As a result, girls grow up believing that sexual harassment is part of the lexicon of manhood and we are destined to be its target. And although it makes us desperately uncomfortable and we innately know we have been abused in some way, we cannot tangibly verbalise what has been done to us or how belittled and humiliated we feel.
The recent Harvey Weinstein exposé and #MeToo campaigns and the resulting recognition – including Times Magazine Person of the Year – have usefully opened a floodgate of consciousness about rape and sexual deviance and the importance of taking that first step to report sexual crimes. But importantly, they also brought to the fore a better understanding of the power relations inherent in these crimes which millions of girls, boys, women and even some men have experienced in a range of countries and cultures over decades. They have unveiled that unjust hierarchy in which powerful people who sit at the top of the ladder abuse the dis-empowered. It has happened for centuries in societies and institutions structured this way because the system itself puts those on the bottom rung of the ladder in a position to be exploited.
Here in South Africa, we have witnessed some startling allegations and legal cases surrounding rape and sexual molestation. The Bob Hewitt case was a victory for the group of women who, as children, were discouraged from reporting Hewitt’s crimes against them because no one would believe their testimony over an ‘upstanding, credible, renowned’ tennis coach. Thirty years later, he has been convicted of his crimes. Late stockbroker, Sidney Frankel’s alleged victims have recently managed to convince the judiciary that alongside rapes which occurred many years ago and have been tried in court several years later, cases involving other sexual offences should also be permitted to be tried in the same way. The Constitutional Court has concurred. It suggests that many more survivors who have long lacked the courage to speak out for fear of vilification may yet come forward with the help of justice authorities.
But while the legal system gets its statutes in order, most of the work that remains to be done is in society itself. Musician and former ANC MP, Jennifer Ferguson*, who recently alleged that SAFA president, Danny Jordaan, had raped her twenty four years ago, has repeatedly been asked why she waited this long to report it. Perhaps the answer lies in the Jacob Zuma rape trial of 2006 when his rape accuser, Fezeka “Khwezi” Khuzwayo, was demonised in and outside court well before there was a verdict. Effigies of her were burnt. Placards were held up bearing the words, “Burn the bitch”. A woman mistaken for her was attacked. Zuma’s lawyer, Kemp J. Kemp questioned her about a series of previous rapes in exile as a child which were never reported, and the intimate details of her consensual sexual encounters, slut-shaming her. Zuma was never asked about his multiple extra-marital sexual encounters. Fezeka’s house was torched and she was forced into exile in the Netherlands. It is only the corruption allegations swirling around Zuma that have compelled us to re-examine this case.

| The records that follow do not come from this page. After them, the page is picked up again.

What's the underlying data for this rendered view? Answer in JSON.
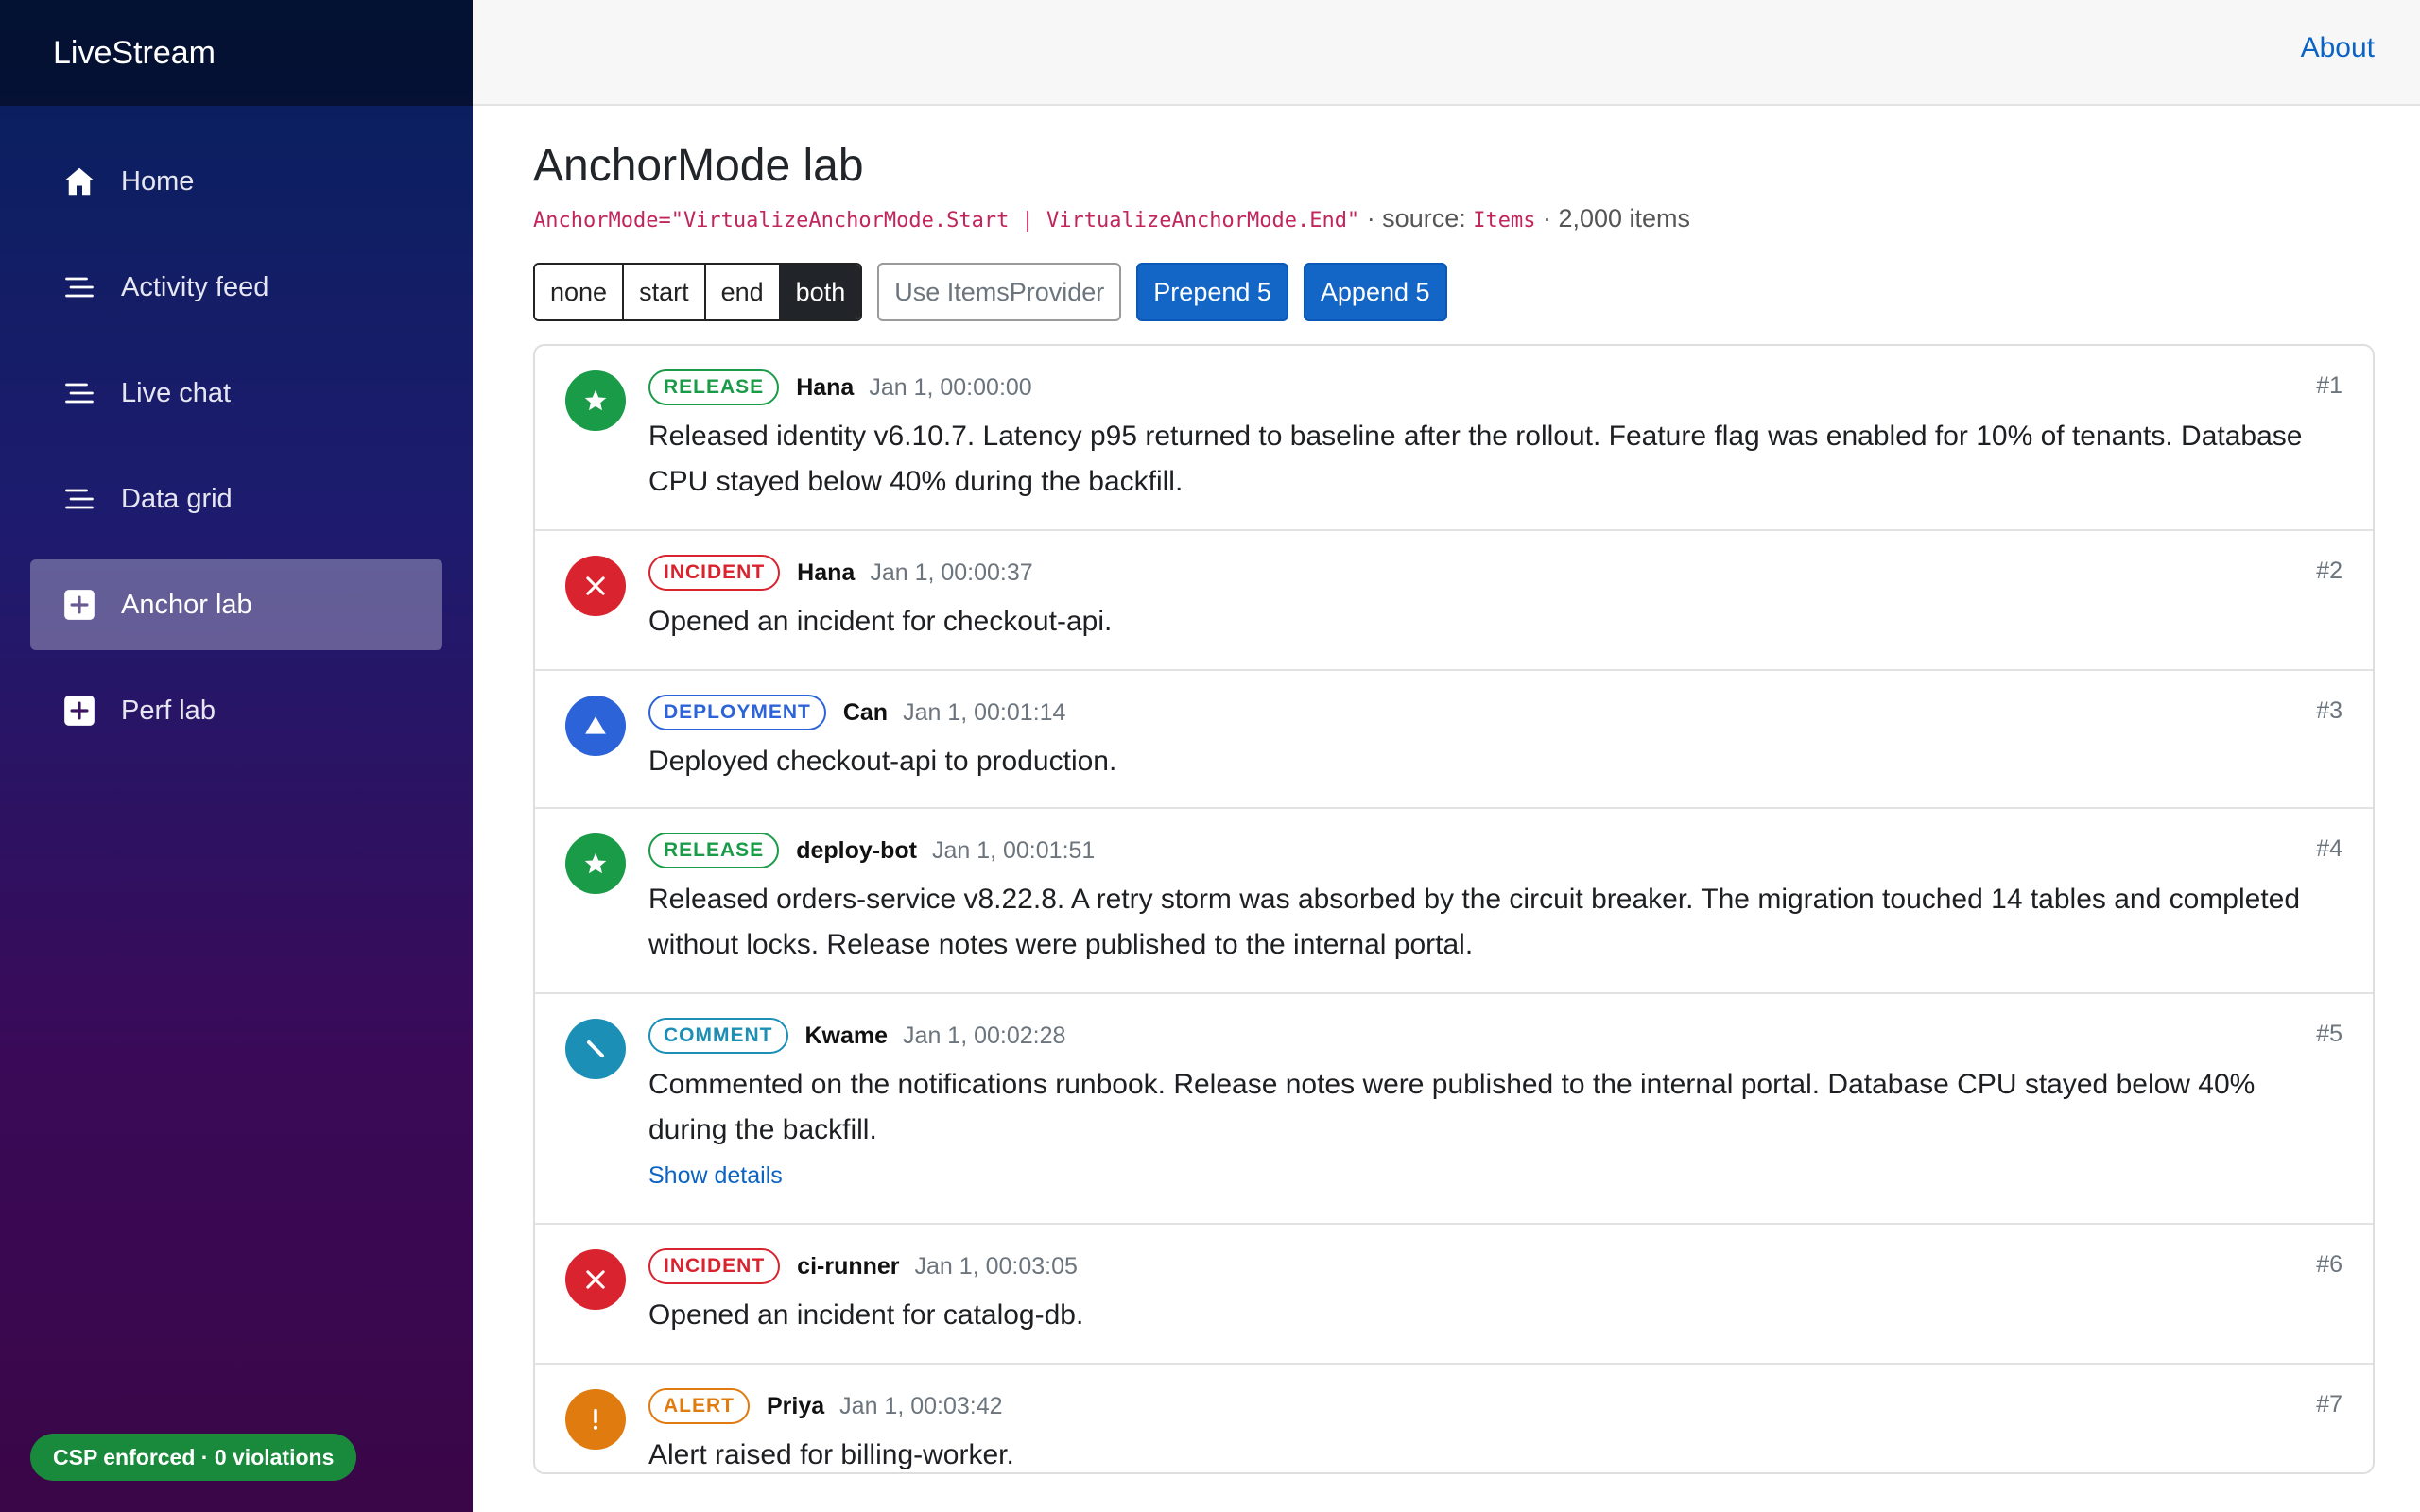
{
  "brand": "LiveStream",
  "sidebar": {
    "items": [
      {
        "label": "Home",
        "icon": "home-icon"
      },
      {
        "label": "Activity feed",
        "icon": "list-icon"
      },
      {
        "label": "Live chat",
        "icon": "list-icon"
      },
      {
        "label": "Data grid",
        "icon": "list-icon"
      },
      {
        "label": "Anchor lab",
        "icon": "plus-square-icon",
        "active": true
      },
      {
        "label": "Perf lab",
        "icon": "plus-square-icon"
      }
    ],
    "csp_badge": "CSP enforced · 0 violations"
  },
  "topbar": {
    "about": "About"
  },
  "page": {
    "title": "AnchorMode lab",
    "anchor_code": "AnchorMode=\"VirtualizeAnchorMode.Start | VirtualizeAnchorMode.End\"",
    "sep1": " · source: ",
    "source_code": "Items",
    "sep2": " · 2,000 items"
  },
  "controls": {
    "modes": [
      "none",
      "start",
      "end",
      "both"
    ],
    "selected_mode": "both",
    "use_provider": "Use ItemsProvider",
    "prepend": "Prepend 5",
    "append": "Append 5"
  },
  "colors": {
    "release": "#1a9b48",
    "incident": "#d9232e",
    "deployment": "#2c63d8",
    "comment": "#1b8fb5",
    "alert": "#e07b10"
  },
  "feed": [
    {
      "kind": "release",
      "tag": "RELEASE",
      "author": "Hana",
      "time": "Jan 1, 00:00:00",
      "num": "#1",
      "icon": "star-icon",
      "text": "Released identity v6.10.7. Latency p95 returned to baseline after the rollout. Feature flag was enabled for 10% of tenants. Database CPU stayed below 40% during the backfill."
    },
    {
      "kind": "incident",
      "tag": "INCIDENT",
      "author": "Hana",
      "time": "Jan 1, 00:00:37",
      "num": "#2",
      "icon": "x-icon",
      "text": "Opened an incident for checkout-api."
    },
    {
      "kind": "deployment",
      "tag": "DEPLOYMENT",
      "author": "Can",
      "time": "Jan 1, 00:01:14",
      "num": "#3",
      "icon": "triangle-icon",
      "text": "Deployed checkout-api to production."
    },
    {
      "kind": "release",
      "tag": "RELEASE",
      "author": "deploy-bot",
      "time": "Jan 1, 00:01:51",
      "num": "#4",
      "icon": "star-icon",
      "text": "Released orders-service v8.22.8. A retry storm was absorbed by the circuit breaker. The migration touched 14 tables and completed without locks. Release notes were published to the internal portal."
    },
    {
      "kind": "comment",
      "tag": "COMMENT",
      "author": "Kwame",
      "time": "Jan 1, 00:02:28",
      "num": "#5",
      "icon": "pencil-icon",
      "text": "Commented on the notifications runbook. Release notes were published to the internal portal. Database CPU stayed below 40% during the backfill.",
      "details": "Show details"
    },
    {
      "kind": "incident",
      "tag": "INCIDENT",
      "author": "ci-runner",
      "time": "Jan 1, 00:03:05",
      "num": "#6",
      "icon": "x-icon",
      "text": "Opened an incident for catalog-db."
    },
    {
      "kind": "alert",
      "tag": "ALERT",
      "author": "Priya",
      "time": "Jan 1, 00:03:42",
      "num": "#7",
      "icon": "exclamation-icon",
      "text": "Alert raised for billing-worker."
    }
  ]
}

This signals to us that the work of eradicating sexual abuse must begin in our homes, our schools, our religious organisations and workplaces. It requires a sharpened awareness of how we think, how we speak, and what we teach our children. They must know it is their right to be respected, protected and to speak out against anyone who breaches that. We need to give them the words and the power to do that. It is better than waiting for them to replay these scenes in their heads in a few decades, wishing they had known how to respond. SA.
*The writer is related to Jennifer FergusonRepublish